  • If you can survive and heal through the spell ward damage, you can simply run into the trap to find it; the search skill is not necessary.
  • Can be disabled from much larger distance than conventional traps.
  • Spell wards slow you down dramatically. This slow effect is not prevented by Freedom of Movement spell and cannot be dispelled by Haste or any other means. They can also cast Hold Person. Finally, three of the four types of spell ward has an extra effect: red wards deal Evil damage, green wards deal Poison damage, orange wards deal Fire damage, and blue wards turn nearby barrels and crates into Animated Objects.
    • Spell Absorption effects will prevent the slow part of a spell ward (as a level 1 spell), but not the damage.


Spell Wards shown: Fire, Poison, Evil and Telekinetic

Different basic types of wards can be identified by their color:

  • Evil (deep red with a dark evil symbol in the centre)
  • Poison (green with fine web-like patterning)
  • Telekinetic (stylised blue barrels, crates and furniture)
  • Fire (fiery amber-like colour, with a dark stylised image of consuming flames; see image at top of this page)


Poison boobytrap waiting to be stepped on

Booby traps are favored by NPC rogues, for example in Wheloon area. Enemy rogues like to set them up at their feet, so that when you approach them, the trap explodes into your face. If you don't trigger them, booby traps can be disabled and may (in rare cases) add to your number of disabled traps.

Currently, the types of boobytraps in game are Poison Boobytraps (found in Wheloon Prison and dropped by Daask Trappers in Sharn and Bandit Trappers in the Temple of Elemental Evil) which deal Poison damage, and Sticky Boobytraps (dropped by Vaunt Trapsmiths) which cause a slow effect. (Sir Molasses Gumdrop, in the Feywild, drops modified Sticky Boobytraps in the form of cakes.)

Bear trap[edit]

Bear traps are non-magic traps introduced with the expansion into Forgotten Realms.
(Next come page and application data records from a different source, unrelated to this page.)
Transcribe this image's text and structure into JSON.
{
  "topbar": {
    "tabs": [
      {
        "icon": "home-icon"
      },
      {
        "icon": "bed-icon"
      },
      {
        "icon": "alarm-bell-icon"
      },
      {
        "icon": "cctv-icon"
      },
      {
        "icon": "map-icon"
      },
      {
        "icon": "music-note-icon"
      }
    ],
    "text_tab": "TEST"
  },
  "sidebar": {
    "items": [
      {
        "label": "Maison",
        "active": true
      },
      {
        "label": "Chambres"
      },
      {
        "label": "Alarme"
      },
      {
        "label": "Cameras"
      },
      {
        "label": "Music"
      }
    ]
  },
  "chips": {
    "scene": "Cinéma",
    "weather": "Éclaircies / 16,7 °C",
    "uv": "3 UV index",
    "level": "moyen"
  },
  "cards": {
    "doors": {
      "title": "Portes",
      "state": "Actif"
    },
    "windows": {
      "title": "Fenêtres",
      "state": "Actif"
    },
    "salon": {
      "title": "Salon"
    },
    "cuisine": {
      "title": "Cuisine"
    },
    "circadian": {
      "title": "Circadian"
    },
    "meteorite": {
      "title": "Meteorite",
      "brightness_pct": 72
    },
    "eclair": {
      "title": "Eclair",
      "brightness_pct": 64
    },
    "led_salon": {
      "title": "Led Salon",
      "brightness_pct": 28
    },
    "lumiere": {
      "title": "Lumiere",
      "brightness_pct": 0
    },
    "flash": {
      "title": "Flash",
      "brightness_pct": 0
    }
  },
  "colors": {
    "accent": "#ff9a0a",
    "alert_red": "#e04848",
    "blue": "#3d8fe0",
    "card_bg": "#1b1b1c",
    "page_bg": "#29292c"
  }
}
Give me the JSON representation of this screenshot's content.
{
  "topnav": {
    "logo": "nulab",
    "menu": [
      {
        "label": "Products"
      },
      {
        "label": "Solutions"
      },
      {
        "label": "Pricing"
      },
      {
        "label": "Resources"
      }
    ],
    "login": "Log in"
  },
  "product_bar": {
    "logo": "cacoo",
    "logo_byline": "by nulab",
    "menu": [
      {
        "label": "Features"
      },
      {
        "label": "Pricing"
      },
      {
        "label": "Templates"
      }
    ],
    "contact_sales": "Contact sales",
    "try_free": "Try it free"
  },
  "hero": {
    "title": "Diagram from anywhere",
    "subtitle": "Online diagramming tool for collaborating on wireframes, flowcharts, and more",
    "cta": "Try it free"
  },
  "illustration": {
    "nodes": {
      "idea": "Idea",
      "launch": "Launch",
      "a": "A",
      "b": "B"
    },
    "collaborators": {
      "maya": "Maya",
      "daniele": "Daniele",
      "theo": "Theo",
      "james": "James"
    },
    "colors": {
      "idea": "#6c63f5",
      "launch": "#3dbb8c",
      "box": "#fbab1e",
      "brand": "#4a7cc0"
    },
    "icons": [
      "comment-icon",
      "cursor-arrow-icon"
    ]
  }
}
Characters caught into a bear trap are hurt and held in spot (Reflex and/or Strength check negates). Just like Spell Ward traps, Bear traps have no control panels and you must select the traps directly to disable them. Rolling a 'Critical Failure' when trying to disarm them; sets off the trap's jaws. If you stand far enough back when disarming; it's unlikely to trap you, even on a failed disable attempt. Unlike with "Critically Failed"; blown control boxes; 'Critical Failure' rolls for Bear traps doesn't prevent further disarm attempts (the trap functions until disabled).

Since Update 55, most bear traps trigger only once.

Mechanical trap[edit]

Mechanical traps are non-magic traps, and there is no energy resistance available for mechanical type traps. Mechanical traps refer to any trap not classified as an energy, poison, unholy, or force trap. These include: Air jets, Arrow, Bear trap, Blade, Camouflaged pit, Collapsible floor, Dart, Falling rock, Guillotine blades, Scything blade, Slicing blade, Spiked pit, Spikes, Spinning blades, Swinging log, Toppling door, Trapdoor, Trip wire, Wall blade, Wall scythe and Whirling blades.

Traps by player characters[edit]

  • Some classes have a class special ability that allows the placement of traps to use against NPC's. See Trapmaking for more info.
  • Some spells, such as Symbol of Persuasion can be cast before combat and act as a trap, i.e. spell's effect triggers when an enemy enters the warded area.

See also[edit]

  • Avoiding and mitigating trap damage – DDO Forums